But whose home? And redrawn by which means? In her afternoon session at the summit, Hermann armed her audience with a version of the Constitution, one that maximally protects the preferences of—for instance—parents who deny their child is trans and want to force their child’s school to misgender them. There’s not much of a legal argument here, only marching orders: The Constitution is on their side, and what they want as moms represents the real America. Yet when one Texas mom of a queer child reached out to a Moms for Liberty chapter for guidance, members convinced her to deny him access to counseling from an LGBTQ youth support project, claiming the group wanted to make her son trans. When the child later attempted suicide, a Moms for Liberty member then advised the mother to sue the support project. “They were trying to indoctrinate me to be a foot soldier for their cause,” she later said.
Such maternalist recruitment, marketed as extending the domain of motherhood into the public square, has been an underrecognized yet persistent force in American politics for decades—back to the mid-century’s massive resistance to desegregation, and even earlier, in the temperance movement of the nineteenth century. Moms for Liberty operates in an updated version of this well-worn style, in which mothers and children are presented as fundamentally innocent, and mothers who flex political power are just doing what any mother wants: to decide what is best for their children. “Because no one is going to fight for a child like a parent,” Justice told an education reporter at the summit. “Love is an expertise.”
Moms for Liberty members can position themselves as just regular moms somehow outside politics because, as religion scholar Sara Moslener has argued, white womanhood and white Christian nationalism reinforce each other. The mothers’ moral authority is perceived to endow them with perpetual innocence, and the United States is perceived to inherit its moral authority from Christian founders—rendering both the mothers and the nation incapable of committing injustice. The several hundred protesters outside the summit, some of them mothers themselves who held signs about protecting free public libraries and celebrating trans kids, aren’t like these moms at all, co-founder Tiffany Justice told the closing-night gala dinner guests. Inside the convention hotel, “we’re having a great time,” she said, adding abruptly and ominously, “If you don’t stand now, what is the future for your children? It will be bleak, it will be dark, there will be death.”
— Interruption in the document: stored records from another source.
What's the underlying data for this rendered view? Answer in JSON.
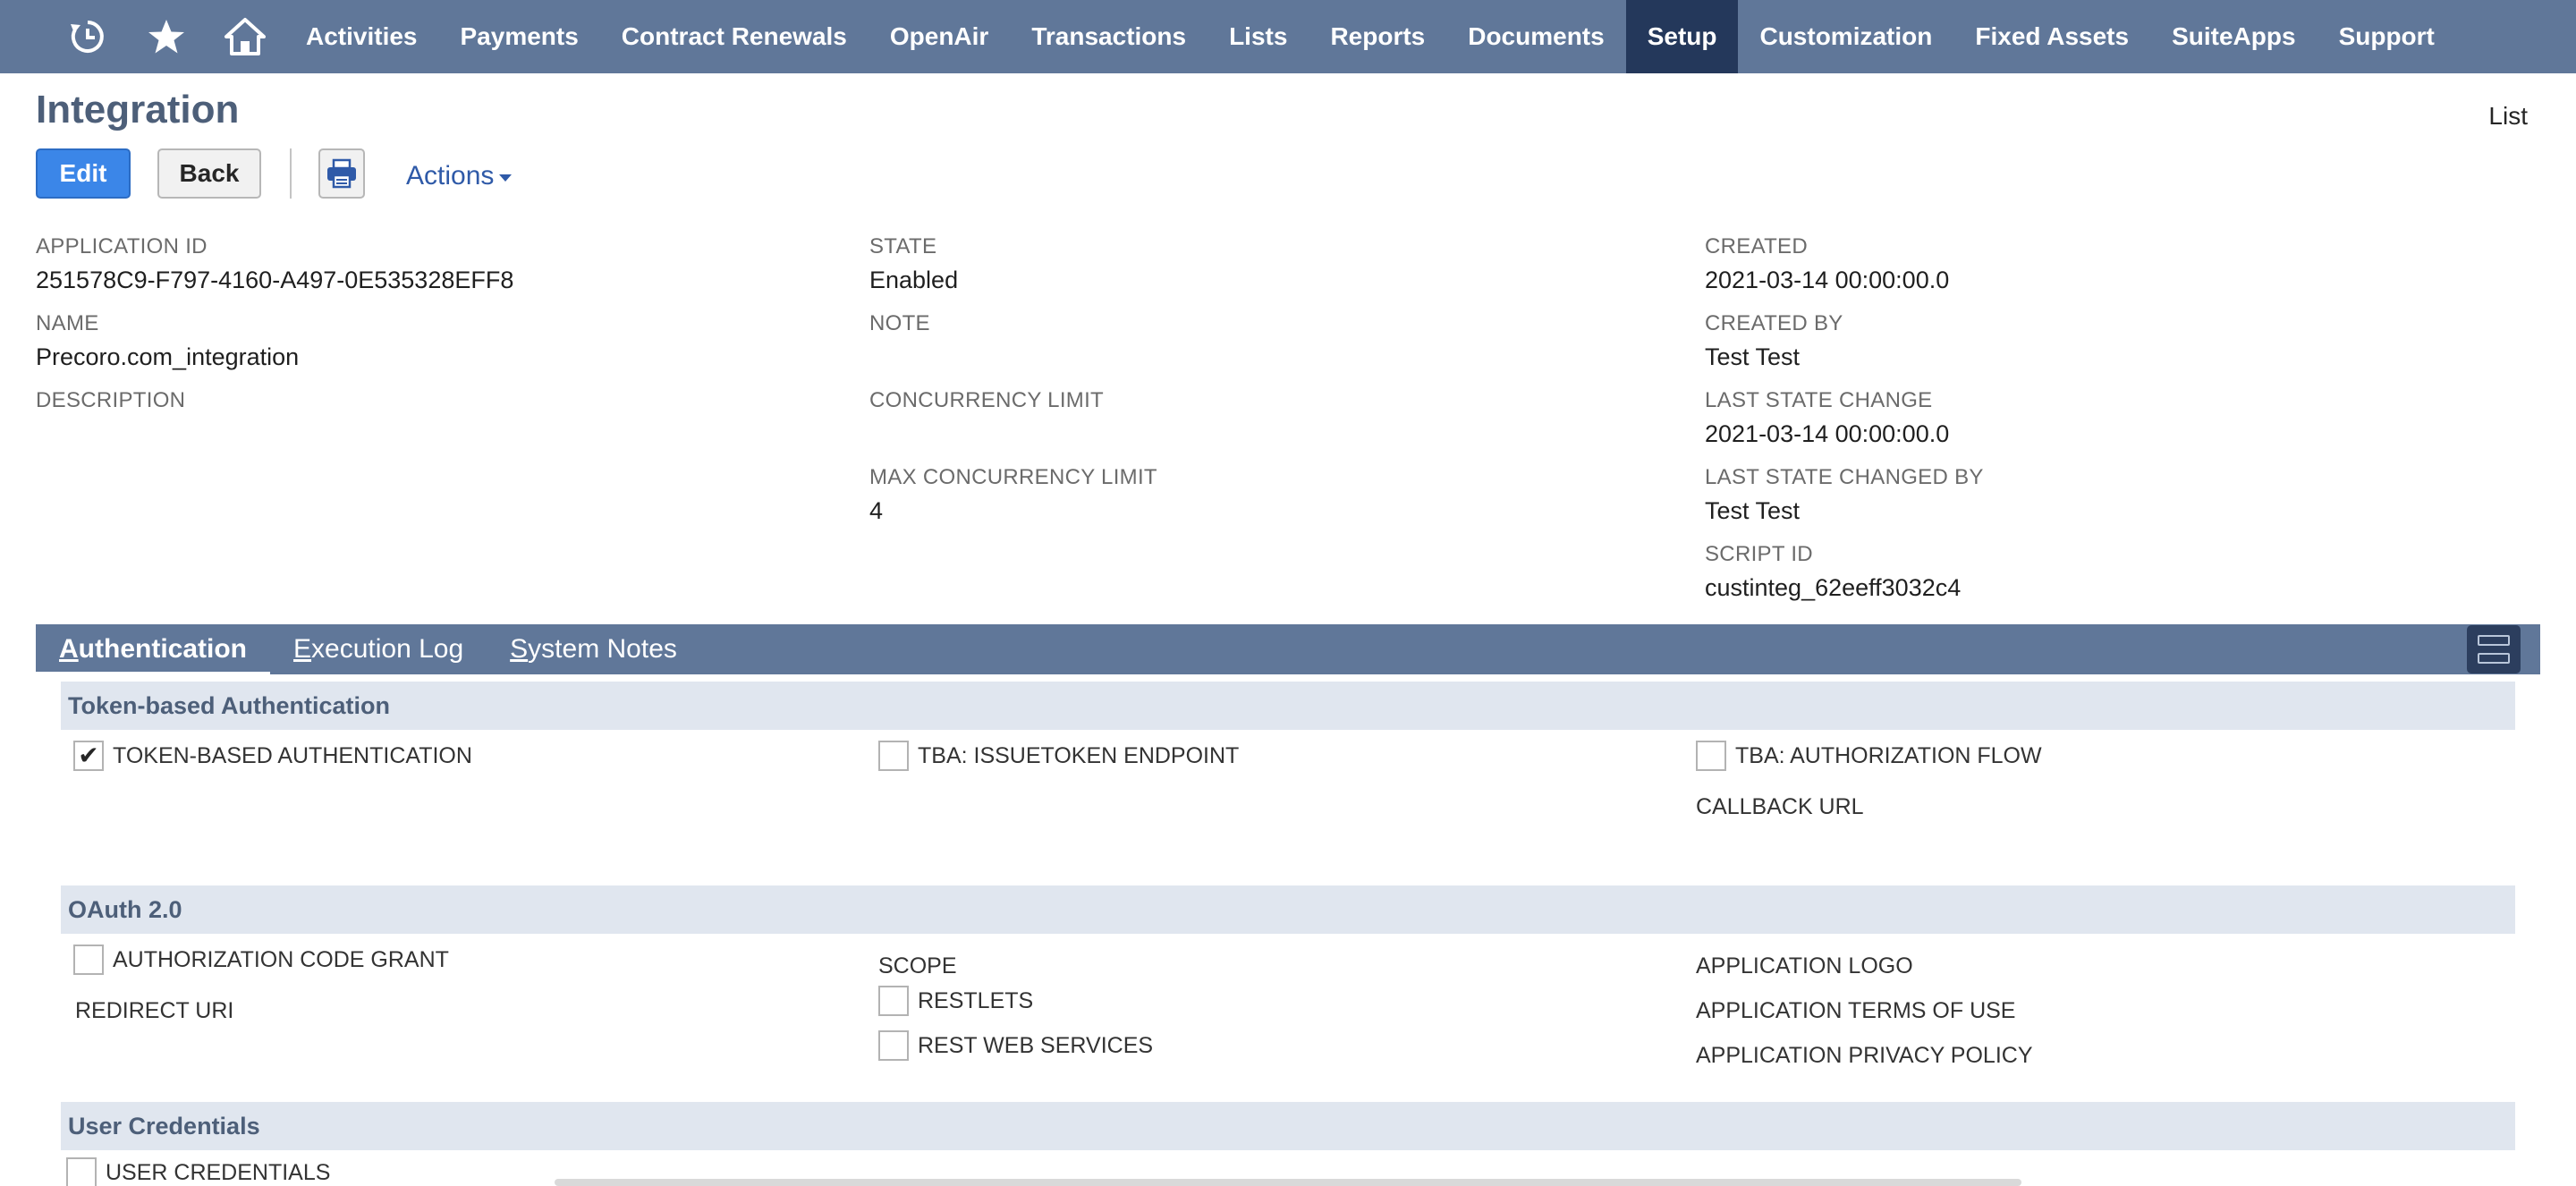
{
  "nav": {
    "icons": [
      "recent-records-icon",
      "favorites-star-icon",
      "home-icon"
    ],
    "items": [
      {
        "label": "Activities",
        "active": false
      },
      {
        "label": "Payments",
        "active": false
      },
      {
        "label": "Contract Renewals",
        "active": false
      },
      {
        "label": "OpenAir",
        "active": false
      },
      {
        "label": "Transactions",
        "active": false
      },
      {
        "label": "Lists",
        "active": false
      },
      {
        "label": "Reports",
        "active": false
      },
      {
        "label": "Documents",
        "active": false
      },
      {
        "label": "Setup",
        "active": true
      },
      {
        "label": "Customization",
        "active": false
      },
      {
        "label": "Fixed Assets",
        "active": false
      },
      {
        "label": "SuiteApps",
        "active": false
      },
      {
        "label": "Support",
        "active": false
      }
    ],
    "active_color": "#24385b",
    "bar_color": "#607799"
  },
  "page": {
    "title": "Integration",
    "list_link": "List"
  },
  "toolbar": {
    "edit_label": "Edit",
    "back_label": "Back",
    "print_icon": "print-icon",
    "actions_label": "Actions"
  },
  "fields": {
    "application_id": {
      "label": "APPLICATION ID",
      "value": "251578C9-F797-4160-A497-0E535328EFF8"
    },
    "name": {
      "label": "NAME",
      "value": "Precoro.com_integration"
    },
    "description": {
      "label": "DESCRIPTION",
      "value": ""
    },
    "state": {
      "label": "STATE",
      "value": "Enabled"
    },
    "note": {
      "label": "NOTE",
      "value": ""
    },
    "concurrency_limit": {
      "label": "CONCURRENCY LIMIT",
      "value": ""
    },
    "max_concurrency_limit": {
      "label": "MAX CONCURRENCY LIMIT",
      "value": "4"
    },
    "created": {
      "label": "CREATED",
      "value": "2021-03-14 00:00:00.0"
    },
    "created_by": {
      "label": "CREATED BY",
      "value": "Test Test"
    },
    "last_state_change": {
      "label": "LAST STATE CHANGE",
      "value": "2021-03-14 00:00:00.0"
    },
    "last_state_changed_by": {
      "label": "LAST STATE CHANGED BY",
      "value": "Test Test"
    },
    "script_id": {
      "label": "SCRIPT ID",
      "value": "custinteg_62eeff3032c4"
    }
  },
  "subtabs": {
    "authentication": {
      "first": "A",
      "rest": "uthentication"
    },
    "execution_log": {
      "first": "E",
      "rest": "xecution Log"
    },
    "system_notes": {
      "first": "S",
      "rest": "ystem Notes"
    }
  },
  "sections": {
    "tba": {
      "title": "Token-based Authentication",
      "token_based_auth": {
        "label": "TOKEN-BASED AUTHENTICATION",
        "checked": true
      },
      "issuetoken_endpoint": {
        "label": "TBA: ISSUETOKEN ENDPOINT",
        "checked": false
      },
      "authorization_flow": {
        "label": "TBA: AUTHORIZATION FLOW",
        "checked": false
      },
      "callback_url": "CALLBACK URL"
    },
    "oauth": {
      "title": "OAuth 2.0",
      "authorization_code_grant": {
        "label": "AUTHORIZATION CODE GRANT",
        "checked": false
      },
      "redirect_uri": "REDIRECT URI",
      "scope": "SCOPE",
      "restlets": {
        "label": "RESTLETS",
        "checked": false
      },
      "rest_web_services": {
        "label": "REST WEB SERVICES",
        "checked": false
      },
      "application_logo": "APPLICATION LOGO",
      "application_terms": "APPLICATION TERMS OF USE",
      "application_privacy": "APPLICATION PRIVACY POLICY"
    },
    "user_credentials": {
      "title": "User Credentials",
      "user_credentials_cb": {
        "label": "USER CREDENTIALS",
        "checked": false
      }
    }
  }
}
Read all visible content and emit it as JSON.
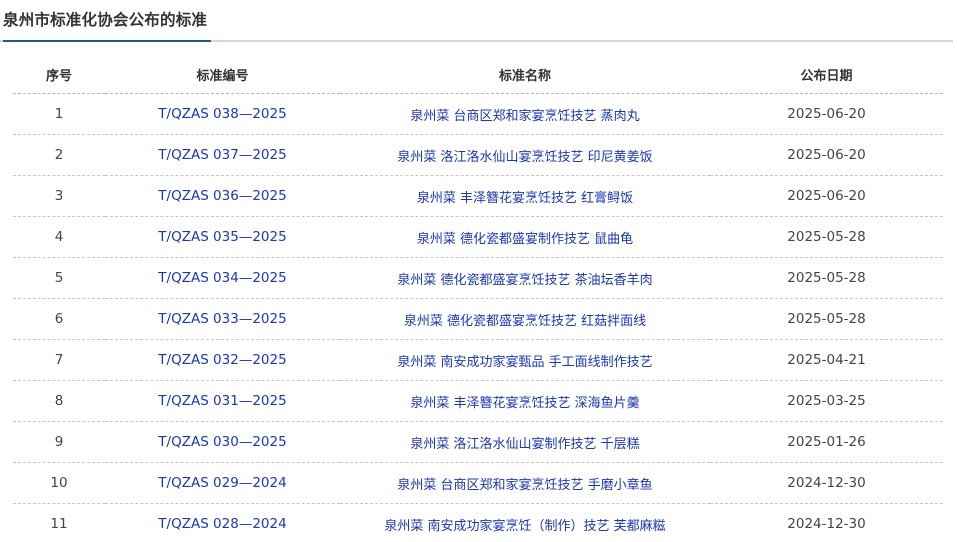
{
  "header": {
    "title": "泉州市标准化协会公布的标准"
  },
  "table": {
    "columns": [
      "序号",
      "标准编号",
      "标准名称",
      "公布日期"
    ],
    "rows": [
      {
        "seq": "1",
        "code": "T/QZAS 038—2025",
        "name": "泉州菜 台商区郑和家宴烹饪技艺 蒸肉丸",
        "date": "2025-06-20"
      },
      {
        "seq": "2",
        "code": "T/QZAS 037—2025",
        "name": "泉州菜 洛江洛水仙山宴烹饪技艺 印尼黄姜饭",
        "date": "2025-06-20"
      },
      {
        "seq": "3",
        "code": "T/QZAS 036—2025",
        "name": "泉州菜 丰泽簪花宴烹饪技艺 红膏鲟饭",
        "date": "2025-06-20"
      },
      {
        "seq": "4",
        "code": "T/QZAS 035—2025",
        "name": "泉州菜 德化瓷都盛宴制作技艺 鼠曲龟",
        "date": "2025-05-28"
      },
      {
        "seq": "5",
        "code": "T/QZAS 034—2025",
        "name": "泉州菜 德化瓷都盛宴烹饪技艺 茶油坛香羊肉",
        "date": "2025-05-28"
      },
      {
        "seq": "6",
        "code": "T/QZAS 033—2025",
        "name": "泉州菜 德化瓷都盛宴烹饪技艺 红菇拌面线",
        "date": "2025-05-28"
      },
      {
        "seq": "7",
        "code": "T/QZAS 032—2025",
        "name": "泉州菜 南安成功家宴甄品 手工面线制作技艺",
        "date": "2025-04-21"
      },
      {
        "seq": "8",
        "code": "T/QZAS 031—2025",
        "name": "泉州菜 丰泽簪花宴烹饪技艺 深海鱼片羹",
        "date": "2025-03-25"
      },
      {
        "seq": "9",
        "code": "T/QZAS 030—2025",
        "name": "泉州菜 洛江洛水仙山宴制作技艺 千层糕",
        "date": "2025-01-26"
      },
      {
        "seq": "10",
        "code": "T/QZAS 029—2024",
        "name": "泉州菜 台商区郑和家宴烹饪技艺 手磨小章鱼",
        "date": "2024-12-30"
      },
      {
        "seq": "11",
        "code": "T/QZAS 028—2024",
        "name": "泉州菜 南安成功家宴烹饪（制作）技艺 芙都麻糍",
        "date": "2024-12-30"
      }
    ]
  },
  "colors": {
    "accent": "#1b5a8a",
    "link": "#1a37b8",
    "divider": "#d3d6da"
  }
}
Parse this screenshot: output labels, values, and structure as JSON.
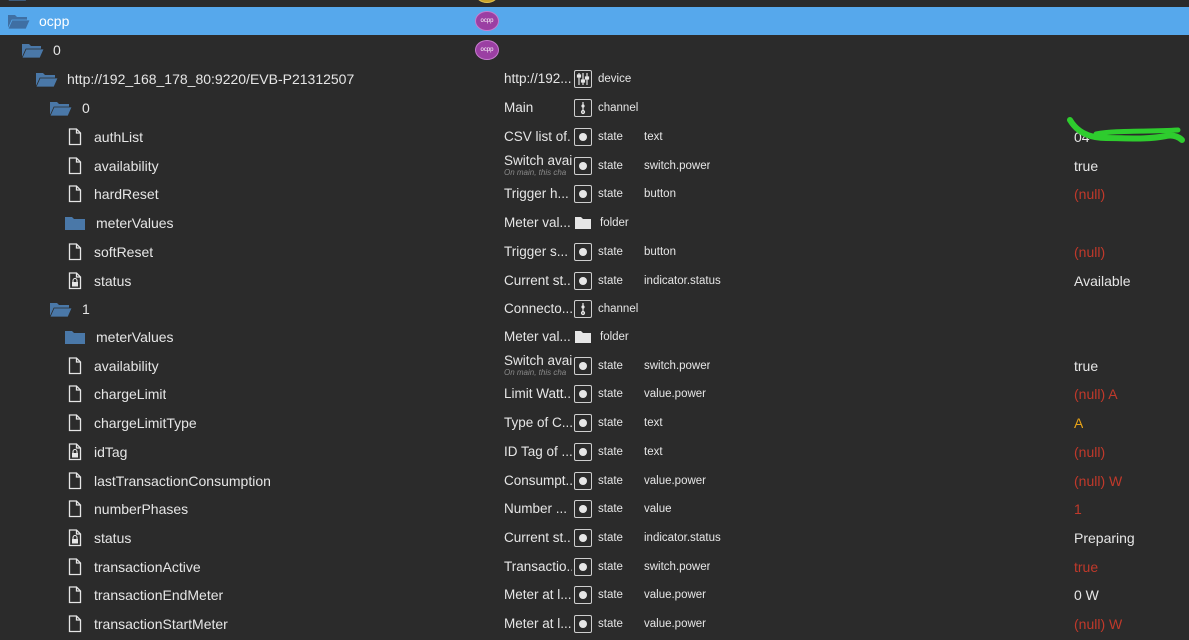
{
  "colors": {
    "selected": "#56a8ec",
    "null_value": "#c0392b",
    "warn_value": "#e8a317",
    "folder_blue": "#4a78a8",
    "marker_green": "#2ecc2e"
  },
  "top_row": {
    "logo_text": ""
  },
  "adapter": {
    "name": "ocpp",
    "logo_text": "ocpp"
  },
  "instance": {
    "name": "0",
    "logo_text": "ocpp"
  },
  "device": {
    "name": "http://192_168_178_80:9220/EVB-P21312507",
    "desc": "http://192...",
    "type": "device"
  },
  "channel0": {
    "name": "0",
    "desc": "Main",
    "type": "channel"
  },
  "channel1": {
    "name": "1",
    "desc": "Connecto...",
    "type": "channel"
  },
  "rows0": [
    {
      "name": "authList",
      "desc": "CSV list of...",
      "type": "state",
      "role": "text",
      "value": "04",
      "cls": "normal"
    },
    {
      "name": "availability",
      "desc": "Switch availa",
      "sub": "On main, this cha",
      "type": "state",
      "role": "switch.power",
      "value": "true",
      "cls": "normal"
    },
    {
      "name": "hardReset",
      "desc": "Trigger h...",
      "type": "state",
      "role": "button",
      "value": "(null)",
      "cls": "null"
    },
    {
      "name": "meterValues",
      "desc": "Meter val...",
      "type": "folder",
      "role": "",
      "value": "",
      "cls": "normal"
    },
    {
      "name": "softReset",
      "desc": "Trigger s...",
      "type": "state",
      "role": "button",
      "value": "(null)",
      "cls": "null"
    },
    {
      "name": "status",
      "desc": "Current st...",
      "type": "state",
      "role": "indicator.status",
      "value": "Available",
      "cls": "normal"
    }
  ],
  "rows1": [
    {
      "name": "meterValues",
      "desc": "Meter val...",
      "type": "folder",
      "role": "",
      "value": "",
      "cls": "normal"
    },
    {
      "name": "availability",
      "desc": "Switch availa",
      "sub": "On main, this cha",
      "type": "state",
      "role": "switch.power",
      "value": "true",
      "cls": "normal"
    },
    {
      "name": "chargeLimit",
      "desc": "Limit Watt...",
      "type": "state",
      "role": "value.power",
      "value": "(null) A",
      "cls": "null"
    },
    {
      "name": "chargeLimitType",
      "desc": "Type of C...",
      "type": "state",
      "role": "text",
      "value": "A",
      "cls": "warn"
    },
    {
      "name": "idTag",
      "desc": "ID Tag of ...",
      "type": "state",
      "role": "text",
      "value": "(null)",
      "cls": "null"
    },
    {
      "name": "lastTransactionConsumption",
      "desc": "Consumpt...",
      "type": "state",
      "role": "value.power",
      "value": "(null) W",
      "cls": "null"
    },
    {
      "name": "numberPhases",
      "desc": "Number ...",
      "type": "state",
      "role": "value",
      "value": "1",
      "cls": "null"
    },
    {
      "name": "status",
      "desc": "Current st...",
      "type": "state",
      "role": "indicator.status",
      "value": "Preparing",
      "cls": "normal"
    },
    {
      "name": "transactionActive",
      "desc": "Transactio...",
      "type": "state",
      "role": "switch.power",
      "value": "true",
      "cls": "null"
    },
    {
      "name": "transactionEndMeter",
      "desc": "Meter at l...",
      "type": "state",
      "role": "value.power",
      "value": "0 W",
      "cls": "normal"
    },
    {
      "name": "transactionStartMeter",
      "desc": "Meter at l...",
      "type": "state",
      "role": "value.power",
      "value": "(null) W",
      "cls": "null"
    }
  ]
}
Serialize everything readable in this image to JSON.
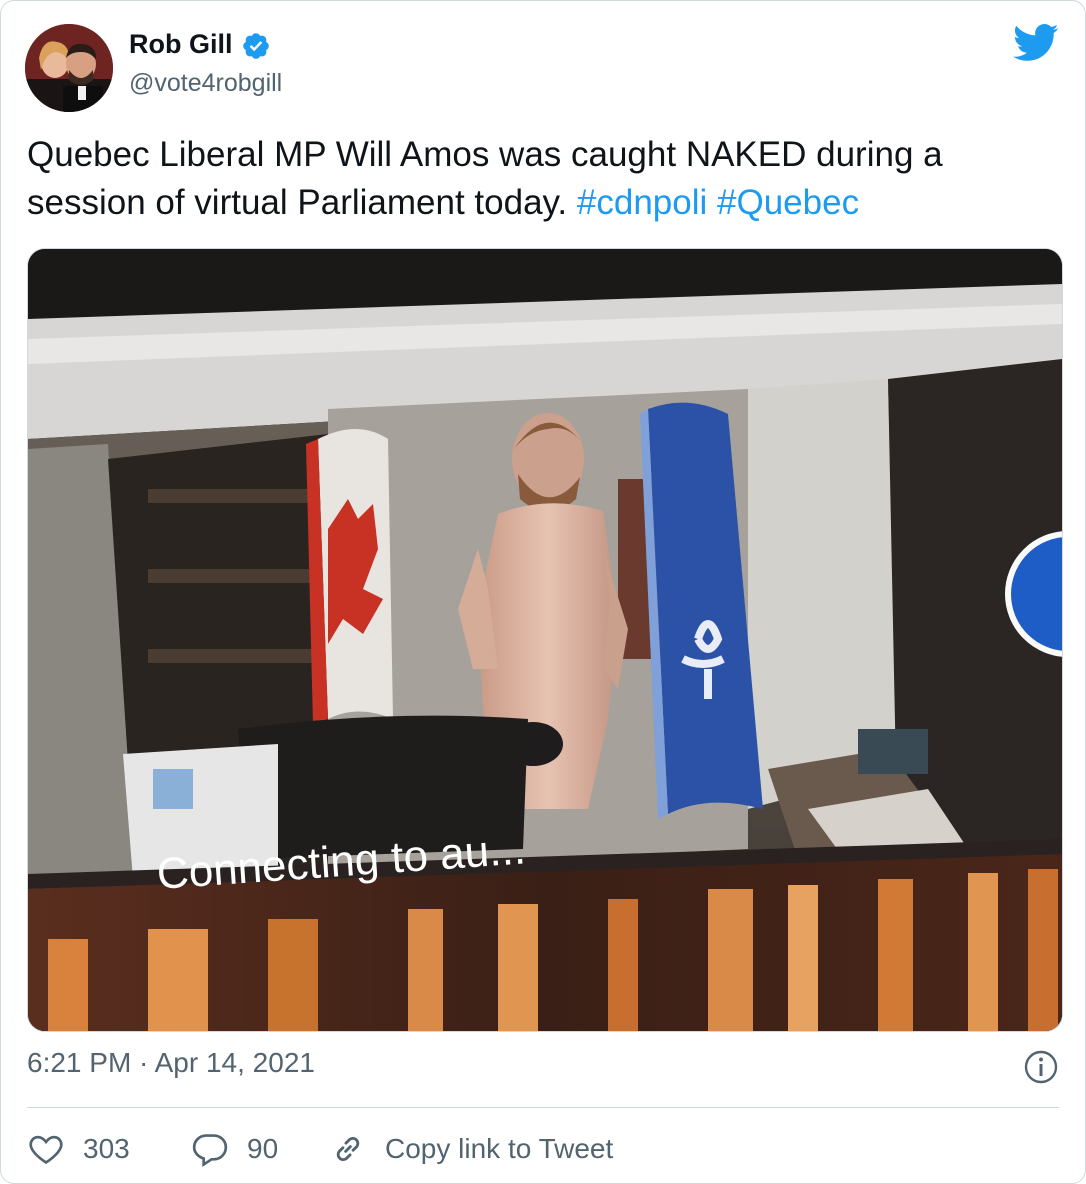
{
  "author": {
    "display_name": "Rob Gill",
    "handle": "@vote4robgill",
    "verified": true
  },
  "tweet": {
    "text": "Quebec Liberal MP Will Amos was caught NAKED during a session of virtual Parliament today.",
    "hashtags": [
      "#cdnpoli",
      "#Quebec"
    ]
  },
  "media": {
    "overlay_text": "Connecting to au..."
  },
  "meta": {
    "timestamp": "6:21 PM · Apr 14, 2021"
  },
  "actions": {
    "likes": "303",
    "replies": "90",
    "copy_link_label": "Copy link to Tweet"
  },
  "colors": {
    "accent": "#1d9bf0",
    "secondary_text": "#536471",
    "primary_text": "#0f1419"
  },
  "icons": [
    "verified-badge-icon",
    "twitter-bird-icon",
    "info-icon",
    "heart-icon",
    "reply-bubble-icon",
    "link-icon"
  ]
}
This is the kind of political work—preparing themselves, much as a militia might, for a coming conflict between good and evil—for which Moms for Liberty was designated this year by the Southern Poverty Law Center as an “anti-government extremist” group. Descovich and Justice accused SPLC of “[n]ame-calling,” while Ziegler called it “a leftist attack.” But there have long been traceable links between Moms for Liberty and two of the groups that played a leading role in the January 6 insurrection. Some Moms for Liberty members maintain relationships with the Proud Boys. Moms for Liberty even invited a member of the Oath Keepers to speak at the Philadelphia summit.
That is the true face of Moms for Liberty. It’s not that white Christian nationalists are somehow using these “regular moms” for their own ends. That would absolve these women, who in fact share those ends. And they are working toward them, methodically and unapologetically, in far more public view.